9. Because we affirm on the basis of equitable estoppel doctrine, we need not reach the trial court's other basis for denying the motion, that the proper time for appellants to withdraw their motion for voluntary dismissal had passed. In addition, we need not reach Ford's argument concerning the applicability of the judicial estoppel doctrine, particularly in light of the doctrine's questionable viability in this jurisdiction. See Konstantinidis v. Chen, 200 U.S.App. D.C. 69, 74, 626 F.2d 933, 938 (1980) (no District of Columbia court has ever adopted the judicial estoppel doctrine ․ [and] the District's cases evidence some hostility to the concept). But see Lassiter v. District of Columbia, 447 A.2d 456, 461 (D.C.1982) (applying judicial estoppel doctrine in juvenile case).
10. The requirements for “privity, reliance, and prejudice” reflects the doctrine's purpose “to ensure fairness in the relationship between the parties ․ [by] prevent[ing] the unconscientious and inequitable assertion or enforcement of claims or rights which might have existed or been enforceable by other rules of law, unless prevented by the estoppel.” Konstantinidis, supra, 200 U.S.App. D.C. at 73, 626 F.2d at 937 (citation omitted).
11. During oral arguments, Moore did not deny the truth of the representations reflected in those pleadings.
12. Ford also argues that, relying on the promise, it did not press Judge Levie for a prompt decision on the amount of the attorney's fees.
13. Although not explicitly applying equitable estoppel, the Eleventh Circuit in McGregor, supra, 956 F.2d at 1021, did implicitly recognize equitable estoppel considerations in denying a motion to withdraw.
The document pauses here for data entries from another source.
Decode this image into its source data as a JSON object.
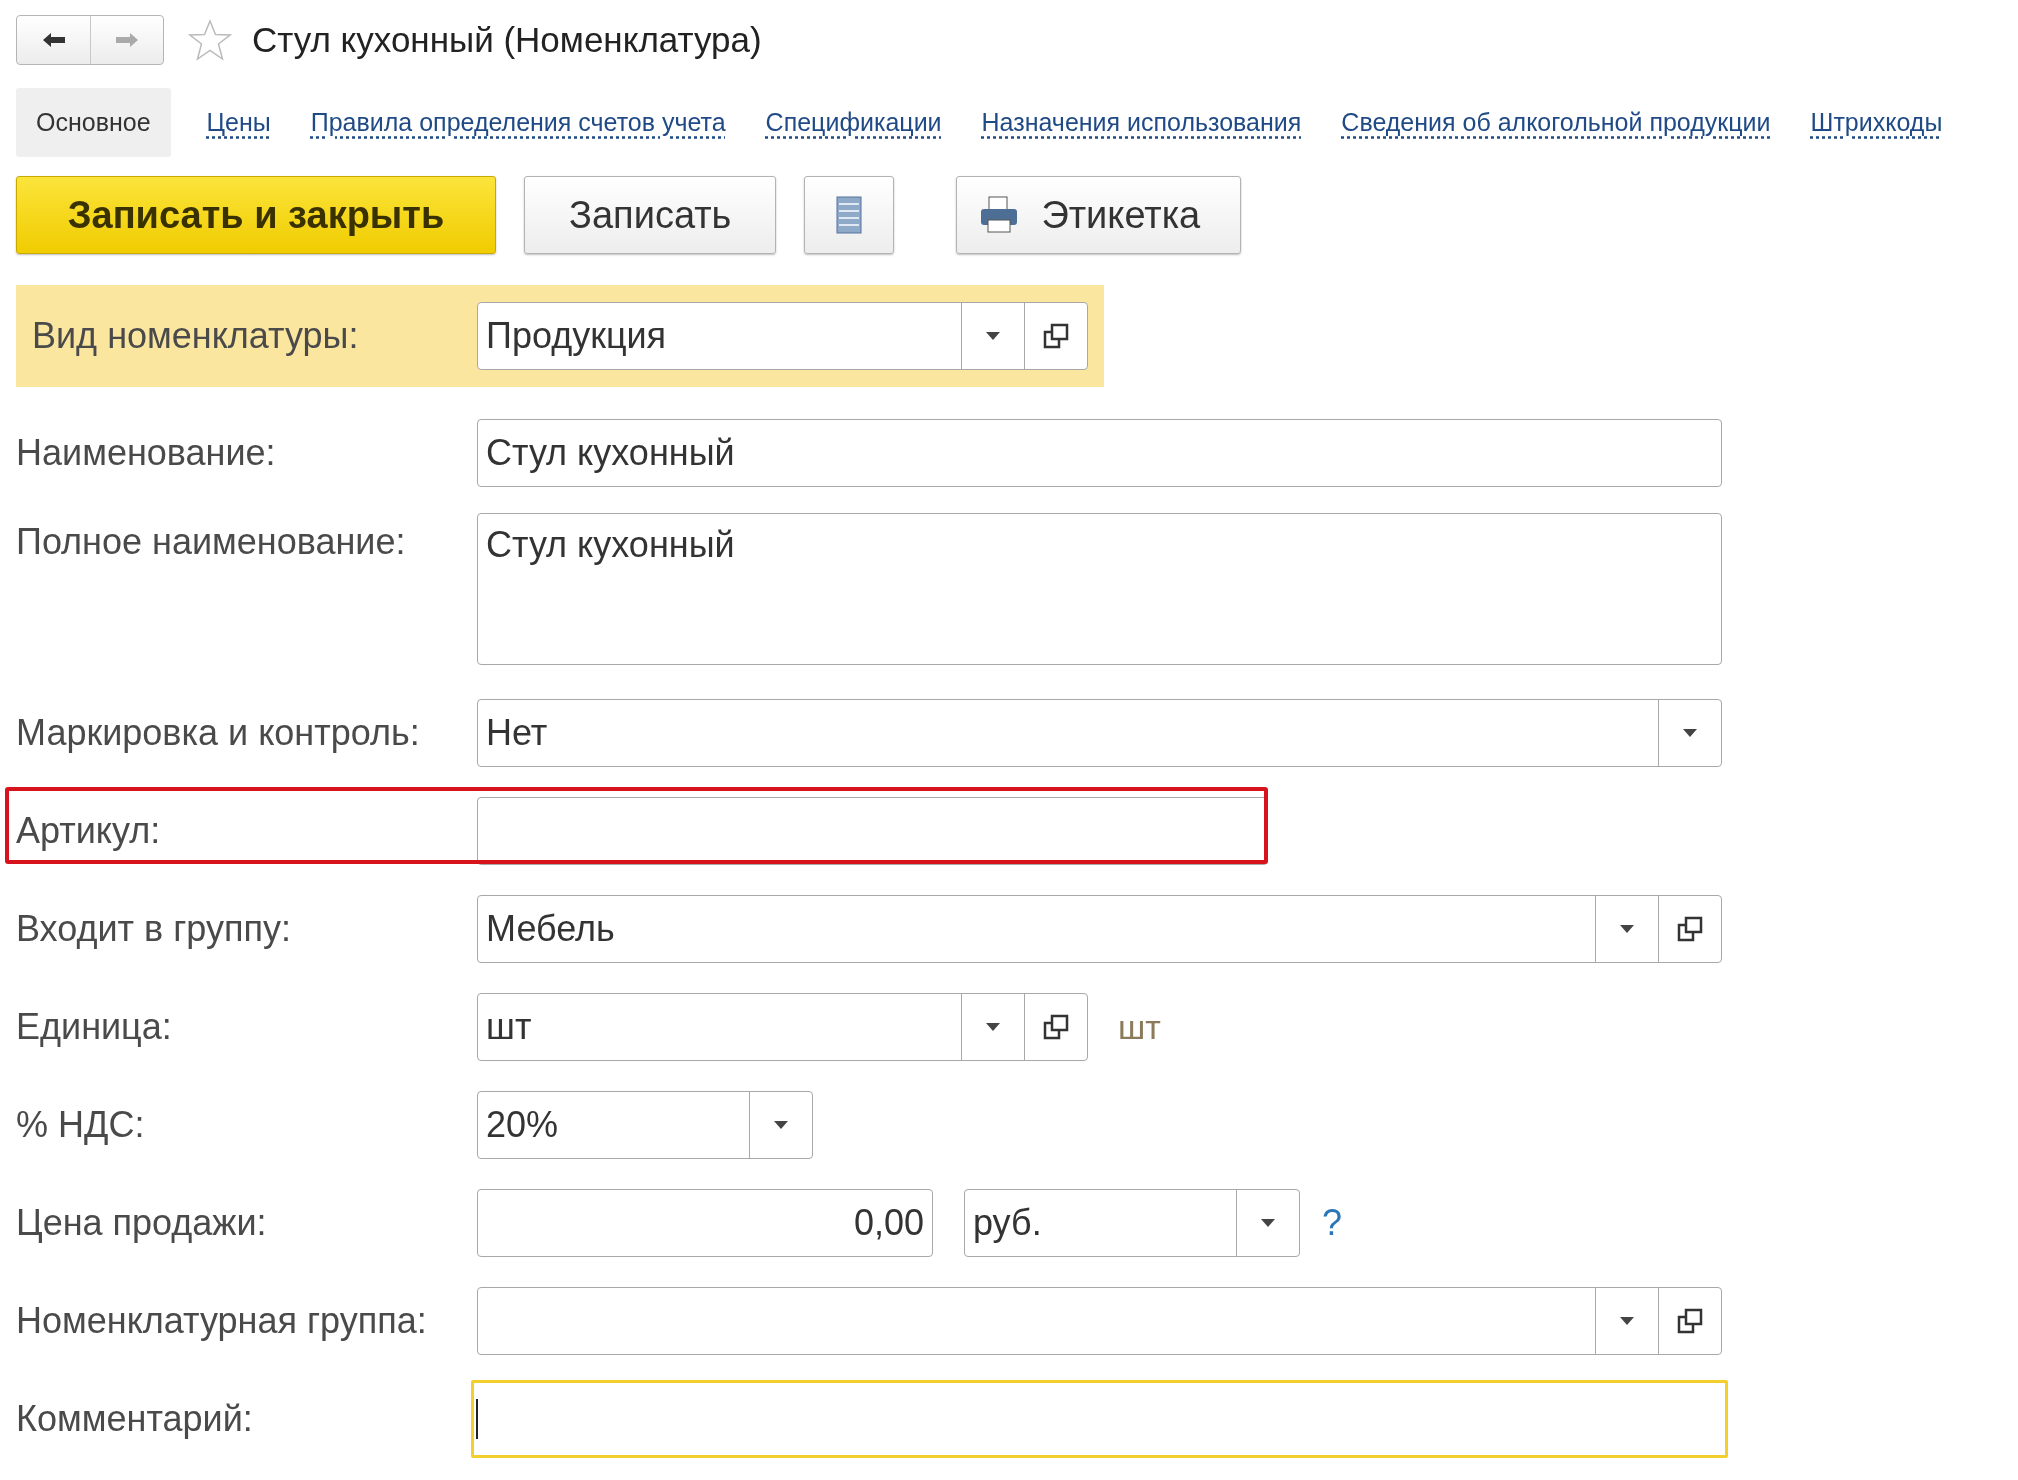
{
  "title": "Стул кухонный (Номенклатура)",
  "favorite": false,
  "tabs": [
    {
      "label": "Основное",
      "selected": true
    },
    {
      "label": "Цены",
      "selected": false
    },
    {
      "label": "Правила определения счетов учета",
      "selected": false
    },
    {
      "label": "Спецификации",
      "selected": false
    },
    {
      "label": "Назначения использования",
      "selected": false
    },
    {
      "label": "Сведения об алкогольной продукции",
      "selected": false
    },
    {
      "label": "Штрихкоды",
      "selected": false
    }
  ],
  "buttons": [
    {
      "kind": "primary",
      "label": "Записать и закрыть"
    },
    {
      "kind": "normal",
      "label": "Записать"
    },
    {
      "kind": "list"
    },
    {
      "kind": "print",
      "label": "Этикетка"
    }
  ],
  "fields": [
    {
      "kind": "short-select",
      "label": "Вид номенклатуры:",
      "value": "Продукция",
      "open_button": true,
      "emphasized": true
    },
    {
      "kind": "text",
      "label": "Наименование:",
      "value": "Стул кухонный"
    },
    {
      "kind": "textarea",
      "label": "Полное наименование:",
      "value": "Стул кухонный"
    },
    {
      "kind": "select",
      "label": "Маркировка и контроль:",
      "value": "Нет",
      "open_button": false
    },
    {
      "kind": "half-text",
      "label": "Артикул:",
      "marked": true
    },
    {
      "kind": "select",
      "label": "Входит в группу:",
      "value": "Мебель",
      "open_button": true
    },
    {
      "kind": "short-select",
      "label": "Единица:",
      "value": "шт",
      "open_button": true,
      "suffix": "шт"
    },
    {
      "kind": "narrow-select",
      "label": "% НДС:",
      "value": "20%",
      "open_button": false
    },
    {
      "kind": "price",
      "label": "Цена продажи:",
      "value": "0,00",
      "currency": "руб.",
      "help": "?"
    },
    {
      "kind": "select",
      "label": "Номенклатурная группа:",
      "open_button": true
    },
    {
      "kind": "text",
      "label": "Комментарий:",
      "focused": true
    }
  ]
}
There, appellant argued that the district court abused its discretion in failing to permit him to withdraw his motion for voluntary dismissal when the court conditioned the voluntary dismissal on the payment of attorney's fees and costs. Id. The Eleventh Circuit concluded that despite the fact that appellant objected to the terms and conditions, he had initially offered to pay the “costs to date” as a condition of dismissal. Id. at 1022.
14. Appellants' contention on appeal that “there was no possible ‘benefit’ ” derived from dismissing their Thoubboron claims without prejudice is belied by their own representations before this court in Thoubboron I, supra, 624 A.2d at 1215. There, we noted that appellants “readily acknowledge that the request that their individual claims be voluntarily dismissed, rather than dismissed with prejudice, was made solely in order to protect their complaints in Pennsylvania and Illinois.” Id.
15. Appellants' argument also suffers from its points of comparison. Clearly, in 1994 when the dismissal without prejudice was issued, appellants did not envision that they would be confined to potential claims from only the Thoubboron plaintiffs since the potential existed for the realization of claims from both the Doutt and Portwood actions.
WASHINGTON, Associate Judge: